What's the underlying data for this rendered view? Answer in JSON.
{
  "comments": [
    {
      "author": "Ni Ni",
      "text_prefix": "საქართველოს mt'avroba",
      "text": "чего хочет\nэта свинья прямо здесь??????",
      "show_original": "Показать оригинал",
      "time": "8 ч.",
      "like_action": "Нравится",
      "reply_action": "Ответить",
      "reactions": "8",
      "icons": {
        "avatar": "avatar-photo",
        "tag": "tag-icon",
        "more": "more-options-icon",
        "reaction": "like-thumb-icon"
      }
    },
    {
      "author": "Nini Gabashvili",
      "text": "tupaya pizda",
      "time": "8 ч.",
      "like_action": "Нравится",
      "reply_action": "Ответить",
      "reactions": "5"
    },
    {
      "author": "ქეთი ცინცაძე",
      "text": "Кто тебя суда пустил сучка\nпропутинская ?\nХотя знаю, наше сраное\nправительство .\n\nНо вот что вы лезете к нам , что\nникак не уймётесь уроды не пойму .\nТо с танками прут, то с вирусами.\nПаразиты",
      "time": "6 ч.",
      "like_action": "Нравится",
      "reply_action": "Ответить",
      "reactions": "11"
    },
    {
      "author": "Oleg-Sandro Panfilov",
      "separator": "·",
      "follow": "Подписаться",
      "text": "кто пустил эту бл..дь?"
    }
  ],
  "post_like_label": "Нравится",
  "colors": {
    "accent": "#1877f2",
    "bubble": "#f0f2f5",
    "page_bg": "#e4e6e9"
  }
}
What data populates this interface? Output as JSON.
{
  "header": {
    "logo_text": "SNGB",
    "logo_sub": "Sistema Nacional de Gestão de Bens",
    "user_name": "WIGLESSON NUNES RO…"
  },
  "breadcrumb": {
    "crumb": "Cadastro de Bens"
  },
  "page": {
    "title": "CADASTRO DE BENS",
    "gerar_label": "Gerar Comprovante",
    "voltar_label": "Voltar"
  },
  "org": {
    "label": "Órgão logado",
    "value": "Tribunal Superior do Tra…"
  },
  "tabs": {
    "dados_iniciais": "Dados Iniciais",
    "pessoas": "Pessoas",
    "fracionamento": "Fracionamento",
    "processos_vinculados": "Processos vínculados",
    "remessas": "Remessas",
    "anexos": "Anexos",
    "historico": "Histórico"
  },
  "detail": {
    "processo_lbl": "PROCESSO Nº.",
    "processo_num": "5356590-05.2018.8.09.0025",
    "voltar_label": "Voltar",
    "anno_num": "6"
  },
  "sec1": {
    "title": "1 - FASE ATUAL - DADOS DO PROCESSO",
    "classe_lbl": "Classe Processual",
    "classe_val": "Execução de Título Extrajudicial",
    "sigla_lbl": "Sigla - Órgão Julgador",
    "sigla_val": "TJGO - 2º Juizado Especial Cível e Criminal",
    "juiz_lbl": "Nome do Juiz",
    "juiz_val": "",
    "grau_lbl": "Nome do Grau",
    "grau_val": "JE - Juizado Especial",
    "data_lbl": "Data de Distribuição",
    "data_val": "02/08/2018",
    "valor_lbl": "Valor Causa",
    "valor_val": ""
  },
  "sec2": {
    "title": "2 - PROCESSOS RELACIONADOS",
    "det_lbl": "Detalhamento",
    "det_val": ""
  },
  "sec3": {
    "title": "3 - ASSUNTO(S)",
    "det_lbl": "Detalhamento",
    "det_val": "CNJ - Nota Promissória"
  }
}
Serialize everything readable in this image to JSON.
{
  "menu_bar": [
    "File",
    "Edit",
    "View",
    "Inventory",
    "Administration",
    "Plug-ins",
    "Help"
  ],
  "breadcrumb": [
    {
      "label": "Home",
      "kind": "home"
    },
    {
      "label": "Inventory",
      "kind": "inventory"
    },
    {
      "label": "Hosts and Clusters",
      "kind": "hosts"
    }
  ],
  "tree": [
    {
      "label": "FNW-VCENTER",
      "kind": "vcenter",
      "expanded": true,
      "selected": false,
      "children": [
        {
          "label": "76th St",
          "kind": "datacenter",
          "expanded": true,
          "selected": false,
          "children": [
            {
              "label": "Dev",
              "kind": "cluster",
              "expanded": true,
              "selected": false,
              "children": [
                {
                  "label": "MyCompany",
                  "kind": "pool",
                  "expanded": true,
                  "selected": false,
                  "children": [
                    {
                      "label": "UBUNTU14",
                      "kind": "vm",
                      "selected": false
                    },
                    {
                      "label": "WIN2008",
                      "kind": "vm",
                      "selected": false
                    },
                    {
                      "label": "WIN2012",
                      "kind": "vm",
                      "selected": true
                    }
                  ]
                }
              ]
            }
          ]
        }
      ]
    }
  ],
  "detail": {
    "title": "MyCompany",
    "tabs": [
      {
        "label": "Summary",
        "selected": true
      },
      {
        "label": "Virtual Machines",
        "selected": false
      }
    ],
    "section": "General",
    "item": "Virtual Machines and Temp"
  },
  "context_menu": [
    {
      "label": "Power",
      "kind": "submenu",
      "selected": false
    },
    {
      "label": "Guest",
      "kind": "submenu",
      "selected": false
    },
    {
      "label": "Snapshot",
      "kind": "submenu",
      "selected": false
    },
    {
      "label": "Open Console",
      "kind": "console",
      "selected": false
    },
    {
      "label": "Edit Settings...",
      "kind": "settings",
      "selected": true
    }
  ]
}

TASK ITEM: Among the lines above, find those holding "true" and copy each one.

REPLY TO THE TASK:
      "expanded": true,
          "expanded": true,
              "expanded": true,
                  "expanded": true,
                      "selected": true
        "selected": true
      "selected": true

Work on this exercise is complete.